Why, indeed, at sixty-mumble years of age do I do this? It's a question I'm sure plenty of polite people wonder but don't ask. It's a question some nervy family members actually ask. It's a question I sometimes even ask myself. Here are some of my answers.
The class members. First and foremost. They are great people who are doing a great thing for themselves, and I love supporting that and making it the best possible experience.
The challenge of the class members. People come to water classes with all kinds of backgrounds and needs. I love trying to help them all get what they need in that hour, wildly variable though those needs may be. I once had an ultramarathoner in training for a 100-mile race and a prison guard pre-habbing for a double hip replacement in the same class. They both were regulars, so they both must have felt they were benefiting.
The challenge of the environment. I can come to the pool with some basic ideas of what I want to do in the class, but they can be drastically re-arranged depending on air and/or water temperature. One time when the water temperature was 90 degrees (that's like therapy pool heat) cardio work would have collapsed everyone with heat exhaustion. Instead, we had to have an hour of slow strength work and Ai Chi movement. Good thing I didn't have my heart set on killer intervals!

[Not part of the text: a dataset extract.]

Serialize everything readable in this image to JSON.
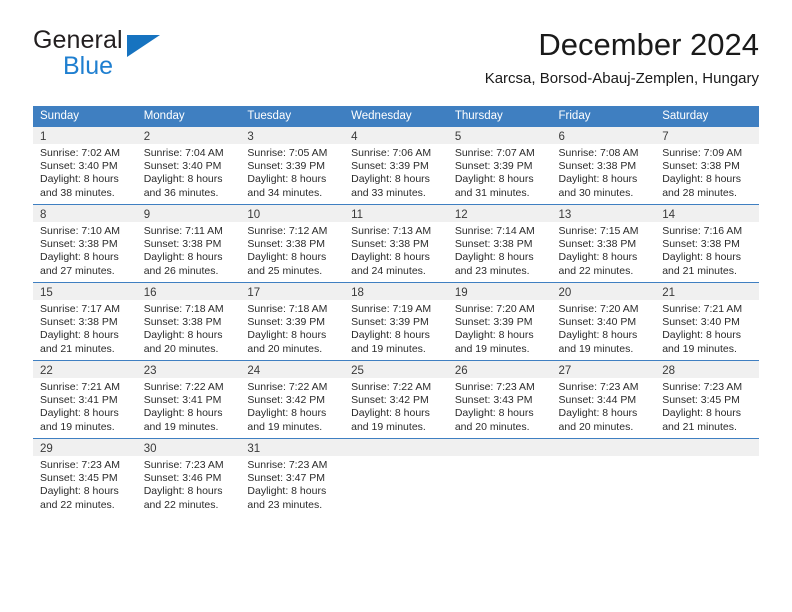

To demonstrate that you don't have to be young, skinny, cute, or athletic to be fit. Yes, the young, skinny, cute, and athletic teachers are fun to watch at the front of the class. But they can represent an unrealistic standard for the average person that just wants to lower their health risks or fit into smaller jeans. I feel like I can at least be living proof that exercise is for every body. And having been a lot fatter, having a touch of arthritis, having had the life experiences that come with a lot of years, I can better empathize with my class members and better guide their workouts.
The learning. I confess I have always been a nerd. And now I'm an exercise nerd. I love the continuing education classes we have to take to keep up certification. I adore attending international water aerobics conventions to see what's new, what's old-and-now-new-again, and to be a part of the collective energy of a group of people who are passionate about a shared interest. I love to keep variety in my classes.
First and last, it's the class members. It's such a boost to see people who manage to make exercise a habit grow in strength and endurance, to see them enjoy the social benefits of class, and to maintain their ability to do activities they love, whether as professional musicians, caregivers, teachers, or pet rescuers.
Another question that I sometimes ask myself is "How long can I keep doing this?" I see colleagues fall to injury, joint problems, life changes, and I wonder if 70 will be the end of the road. 75? Will I be leading the chair exercise class in the nursing home when I'm 95? The only answer I can come up with is "as long as I can. As long as people will let me. I love this.